"There's a place set for you," Rory says, and the Doctor forgets for a moment how to breathe.

"But you didn't know I was coming," he manages to choke out. "Why would you set me a place?" Was River here?

"Oh, we always do," Amy says. And because she isn't Amy without insulting him, she adds, "It's Christmas, you moron."

"Come on," Rory agrees. The Doctor is able to hear what he's really trying to say: It's time to come home.

They go inside, leaving the door open for him. Giving him time to breathe. Sometimes the Ponds understand him all too well. He can't move. He can't move. Slowly, his legs wood, his feet led, he moves. He moves into the house.

He doesn't know what to do. That's new. That's a new feeling.

To his surprise he realizes he is crying. He wipes away a tear, stares at it. It dangles from his fingertip. It reflects the whole world. He feels fit to burst with all the emotions trapped inside of him. Humanity is so fragile, but it's emotions are so raw. For once he is glad. He is glad he is so, so human.

Relief. It's called relief.

I am home. The Doctor smiles, shuts the door behind him. I am home.

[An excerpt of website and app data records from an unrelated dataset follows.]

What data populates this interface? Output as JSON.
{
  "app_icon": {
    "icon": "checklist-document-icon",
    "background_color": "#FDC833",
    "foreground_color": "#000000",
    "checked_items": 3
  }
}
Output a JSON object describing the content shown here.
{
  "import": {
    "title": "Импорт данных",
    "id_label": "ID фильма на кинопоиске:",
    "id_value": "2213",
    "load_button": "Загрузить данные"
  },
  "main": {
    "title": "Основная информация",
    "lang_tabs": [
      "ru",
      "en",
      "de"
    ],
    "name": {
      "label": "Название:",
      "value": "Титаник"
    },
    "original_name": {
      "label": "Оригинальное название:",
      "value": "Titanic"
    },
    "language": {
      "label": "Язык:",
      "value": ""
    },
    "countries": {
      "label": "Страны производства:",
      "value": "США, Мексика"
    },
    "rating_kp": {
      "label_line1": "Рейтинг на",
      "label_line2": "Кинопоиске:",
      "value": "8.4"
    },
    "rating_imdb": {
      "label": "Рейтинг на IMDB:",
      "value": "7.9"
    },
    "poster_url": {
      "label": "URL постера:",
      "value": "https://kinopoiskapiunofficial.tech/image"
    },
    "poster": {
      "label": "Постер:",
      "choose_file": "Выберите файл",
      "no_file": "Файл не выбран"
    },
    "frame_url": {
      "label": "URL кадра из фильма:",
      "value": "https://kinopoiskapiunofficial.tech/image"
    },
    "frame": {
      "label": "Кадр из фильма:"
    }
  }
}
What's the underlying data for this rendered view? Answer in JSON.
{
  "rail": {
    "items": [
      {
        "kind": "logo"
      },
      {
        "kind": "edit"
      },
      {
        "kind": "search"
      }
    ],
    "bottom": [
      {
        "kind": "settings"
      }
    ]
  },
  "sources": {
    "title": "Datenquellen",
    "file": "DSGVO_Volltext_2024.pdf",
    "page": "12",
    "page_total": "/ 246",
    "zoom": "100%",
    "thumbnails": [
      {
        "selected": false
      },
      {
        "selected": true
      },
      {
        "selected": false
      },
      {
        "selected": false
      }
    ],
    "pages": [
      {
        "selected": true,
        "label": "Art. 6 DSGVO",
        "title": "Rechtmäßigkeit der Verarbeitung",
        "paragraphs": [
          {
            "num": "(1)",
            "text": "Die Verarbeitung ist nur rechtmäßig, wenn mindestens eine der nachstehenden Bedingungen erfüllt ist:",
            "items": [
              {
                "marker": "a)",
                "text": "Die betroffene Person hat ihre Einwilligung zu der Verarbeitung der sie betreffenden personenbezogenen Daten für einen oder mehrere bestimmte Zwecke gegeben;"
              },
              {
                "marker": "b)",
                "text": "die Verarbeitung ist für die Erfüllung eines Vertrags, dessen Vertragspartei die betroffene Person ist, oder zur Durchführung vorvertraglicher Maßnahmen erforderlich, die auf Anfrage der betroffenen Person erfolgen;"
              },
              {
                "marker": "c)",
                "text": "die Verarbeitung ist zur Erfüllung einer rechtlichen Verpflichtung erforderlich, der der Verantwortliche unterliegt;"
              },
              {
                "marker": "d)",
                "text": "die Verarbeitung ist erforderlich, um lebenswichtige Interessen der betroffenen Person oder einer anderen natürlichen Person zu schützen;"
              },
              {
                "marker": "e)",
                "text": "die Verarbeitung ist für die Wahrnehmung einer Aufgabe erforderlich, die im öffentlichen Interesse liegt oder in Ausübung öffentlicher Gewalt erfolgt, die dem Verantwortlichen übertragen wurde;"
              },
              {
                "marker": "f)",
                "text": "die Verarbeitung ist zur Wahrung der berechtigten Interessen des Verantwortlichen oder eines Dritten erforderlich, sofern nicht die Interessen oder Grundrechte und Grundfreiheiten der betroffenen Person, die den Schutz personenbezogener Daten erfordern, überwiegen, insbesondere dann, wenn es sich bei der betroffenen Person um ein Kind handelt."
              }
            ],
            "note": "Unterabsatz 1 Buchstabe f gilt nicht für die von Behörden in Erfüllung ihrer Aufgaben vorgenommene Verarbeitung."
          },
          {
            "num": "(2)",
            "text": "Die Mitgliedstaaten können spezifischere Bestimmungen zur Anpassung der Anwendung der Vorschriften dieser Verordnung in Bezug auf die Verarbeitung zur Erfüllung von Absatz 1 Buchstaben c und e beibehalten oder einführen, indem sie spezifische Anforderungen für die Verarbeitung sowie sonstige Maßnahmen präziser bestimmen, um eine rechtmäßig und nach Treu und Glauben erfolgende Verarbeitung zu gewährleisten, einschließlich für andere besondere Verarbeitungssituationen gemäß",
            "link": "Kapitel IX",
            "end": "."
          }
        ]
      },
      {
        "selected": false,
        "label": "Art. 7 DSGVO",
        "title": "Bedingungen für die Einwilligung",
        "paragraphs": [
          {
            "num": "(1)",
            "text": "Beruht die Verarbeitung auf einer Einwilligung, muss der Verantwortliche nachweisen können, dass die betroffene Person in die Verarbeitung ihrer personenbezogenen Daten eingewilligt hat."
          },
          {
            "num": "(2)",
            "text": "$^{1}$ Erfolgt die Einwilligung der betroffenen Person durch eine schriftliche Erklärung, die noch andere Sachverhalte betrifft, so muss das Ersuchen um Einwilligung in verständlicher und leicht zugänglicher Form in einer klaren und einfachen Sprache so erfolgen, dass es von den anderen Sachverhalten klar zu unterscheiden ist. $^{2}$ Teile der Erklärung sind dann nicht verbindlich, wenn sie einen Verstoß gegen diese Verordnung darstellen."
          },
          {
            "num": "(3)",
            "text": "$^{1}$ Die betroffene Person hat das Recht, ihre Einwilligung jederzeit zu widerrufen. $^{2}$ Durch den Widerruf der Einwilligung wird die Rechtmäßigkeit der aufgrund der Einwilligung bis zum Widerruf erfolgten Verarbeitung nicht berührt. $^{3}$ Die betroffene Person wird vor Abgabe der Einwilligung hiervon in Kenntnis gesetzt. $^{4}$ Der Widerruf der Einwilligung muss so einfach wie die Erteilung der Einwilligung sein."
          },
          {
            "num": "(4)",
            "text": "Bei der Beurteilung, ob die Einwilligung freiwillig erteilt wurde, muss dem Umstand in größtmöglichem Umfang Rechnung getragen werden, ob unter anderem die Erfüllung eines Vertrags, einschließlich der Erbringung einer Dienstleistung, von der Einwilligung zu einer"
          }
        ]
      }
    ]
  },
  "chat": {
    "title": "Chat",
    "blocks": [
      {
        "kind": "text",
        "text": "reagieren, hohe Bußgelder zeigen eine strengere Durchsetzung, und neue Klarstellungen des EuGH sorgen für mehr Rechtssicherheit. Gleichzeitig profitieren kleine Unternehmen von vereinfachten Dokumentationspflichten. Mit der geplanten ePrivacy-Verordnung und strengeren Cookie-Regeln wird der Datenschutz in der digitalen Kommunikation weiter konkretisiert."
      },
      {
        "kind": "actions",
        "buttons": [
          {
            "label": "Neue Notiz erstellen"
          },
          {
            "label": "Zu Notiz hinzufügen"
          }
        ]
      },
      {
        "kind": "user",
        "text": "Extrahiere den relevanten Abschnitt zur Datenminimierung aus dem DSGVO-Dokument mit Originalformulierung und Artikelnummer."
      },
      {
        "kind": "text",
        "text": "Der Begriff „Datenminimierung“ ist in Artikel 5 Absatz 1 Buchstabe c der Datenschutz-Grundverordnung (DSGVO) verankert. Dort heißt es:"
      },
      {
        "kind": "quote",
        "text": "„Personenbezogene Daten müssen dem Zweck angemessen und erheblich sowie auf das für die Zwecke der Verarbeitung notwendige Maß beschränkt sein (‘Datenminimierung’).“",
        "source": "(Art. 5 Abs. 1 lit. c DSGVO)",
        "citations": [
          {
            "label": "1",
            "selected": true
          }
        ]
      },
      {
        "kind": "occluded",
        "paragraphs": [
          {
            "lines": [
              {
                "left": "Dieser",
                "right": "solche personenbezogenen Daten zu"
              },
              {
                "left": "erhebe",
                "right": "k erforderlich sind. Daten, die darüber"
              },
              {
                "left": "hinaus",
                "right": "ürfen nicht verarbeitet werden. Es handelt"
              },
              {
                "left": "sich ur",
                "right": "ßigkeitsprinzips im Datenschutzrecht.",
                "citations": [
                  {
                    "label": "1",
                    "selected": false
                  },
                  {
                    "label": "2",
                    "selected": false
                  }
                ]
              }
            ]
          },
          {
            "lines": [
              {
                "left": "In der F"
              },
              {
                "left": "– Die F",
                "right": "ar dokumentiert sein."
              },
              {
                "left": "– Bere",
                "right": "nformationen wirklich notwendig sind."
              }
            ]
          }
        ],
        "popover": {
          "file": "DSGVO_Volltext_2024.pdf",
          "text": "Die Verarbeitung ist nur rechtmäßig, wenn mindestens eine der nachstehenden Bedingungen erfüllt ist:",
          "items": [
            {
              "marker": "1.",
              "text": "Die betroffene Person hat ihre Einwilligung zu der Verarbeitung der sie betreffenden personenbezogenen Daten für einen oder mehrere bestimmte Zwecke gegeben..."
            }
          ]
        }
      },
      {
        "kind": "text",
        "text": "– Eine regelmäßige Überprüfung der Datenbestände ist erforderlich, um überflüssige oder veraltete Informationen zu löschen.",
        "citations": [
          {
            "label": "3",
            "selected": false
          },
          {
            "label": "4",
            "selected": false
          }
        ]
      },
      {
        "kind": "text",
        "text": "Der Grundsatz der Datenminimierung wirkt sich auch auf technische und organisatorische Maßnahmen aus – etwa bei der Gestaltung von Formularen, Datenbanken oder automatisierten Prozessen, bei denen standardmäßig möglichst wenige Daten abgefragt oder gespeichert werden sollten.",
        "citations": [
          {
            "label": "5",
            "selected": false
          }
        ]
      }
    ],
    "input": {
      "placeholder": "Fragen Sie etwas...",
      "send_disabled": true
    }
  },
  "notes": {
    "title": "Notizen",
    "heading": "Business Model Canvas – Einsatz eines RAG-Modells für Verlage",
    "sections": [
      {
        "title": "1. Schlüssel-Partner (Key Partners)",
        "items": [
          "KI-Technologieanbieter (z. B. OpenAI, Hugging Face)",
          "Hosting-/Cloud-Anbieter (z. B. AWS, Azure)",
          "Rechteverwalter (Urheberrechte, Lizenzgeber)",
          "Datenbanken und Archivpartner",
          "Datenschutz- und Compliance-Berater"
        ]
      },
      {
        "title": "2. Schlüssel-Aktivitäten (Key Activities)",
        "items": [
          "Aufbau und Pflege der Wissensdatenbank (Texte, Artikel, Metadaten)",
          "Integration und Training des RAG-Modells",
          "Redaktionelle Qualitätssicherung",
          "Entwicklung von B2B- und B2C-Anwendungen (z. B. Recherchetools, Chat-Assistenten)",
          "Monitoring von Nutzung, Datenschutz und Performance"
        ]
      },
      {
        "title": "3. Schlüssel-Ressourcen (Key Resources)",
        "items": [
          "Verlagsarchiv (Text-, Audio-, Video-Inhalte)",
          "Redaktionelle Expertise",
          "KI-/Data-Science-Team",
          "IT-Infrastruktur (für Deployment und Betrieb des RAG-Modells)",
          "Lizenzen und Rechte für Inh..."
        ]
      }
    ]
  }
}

"Grandfather?" Susan leans against the console. It'll take some time getting used to calling her Susan. He isn't sure if he ever really will. "Do you think we can go to Earth next?"

"Whyever for?"

"Well," she reasons, "the refugees we met were human Earthlings, and they were simply splendid. And Earth is barely known by the universe; it's a backwater planet. The Consul wouldn't think to look for us there."

The child had a point. They would be able to hide much more easily there. Stay under the radar of the Consul. Maybe he could actually learn how to drive this blasted machine. It never went anywhere he wanted it to.

Besides. He, too, was interested in these humans. He had been deeply impressed by the refugees. If all humans were like this he could see himself making a home there. Earth. What a funny little name for a planet.

The Doctor smiles. "Earth it is," he agrees.

Humans. A whole new adventure. He can't wait to begin.

So. I discovered the expanded universe today. Woohoo. For the information on Susan and the First Doctor I went to tardis(DOT)wikia(DOT)com. Fabulous place. I've tried to make everything in this story either canon or at the very least I have taken pains to ensure that canon does not contradict it.

In a way this was also very much my tribute to the late Elisabeth Sladen, who was a wonderful lady and a wonderful actress. You brought us Sarah Jane, and for that we will ever be grateful. May flights of angels sing thee to thy rest.

Written while listening to "Life Among the Distant Stars" by Murray Gold. For me that is always Sarah's Theme, and nobody will ever be able to tell me otherwise.


Doctor Who (c) BBC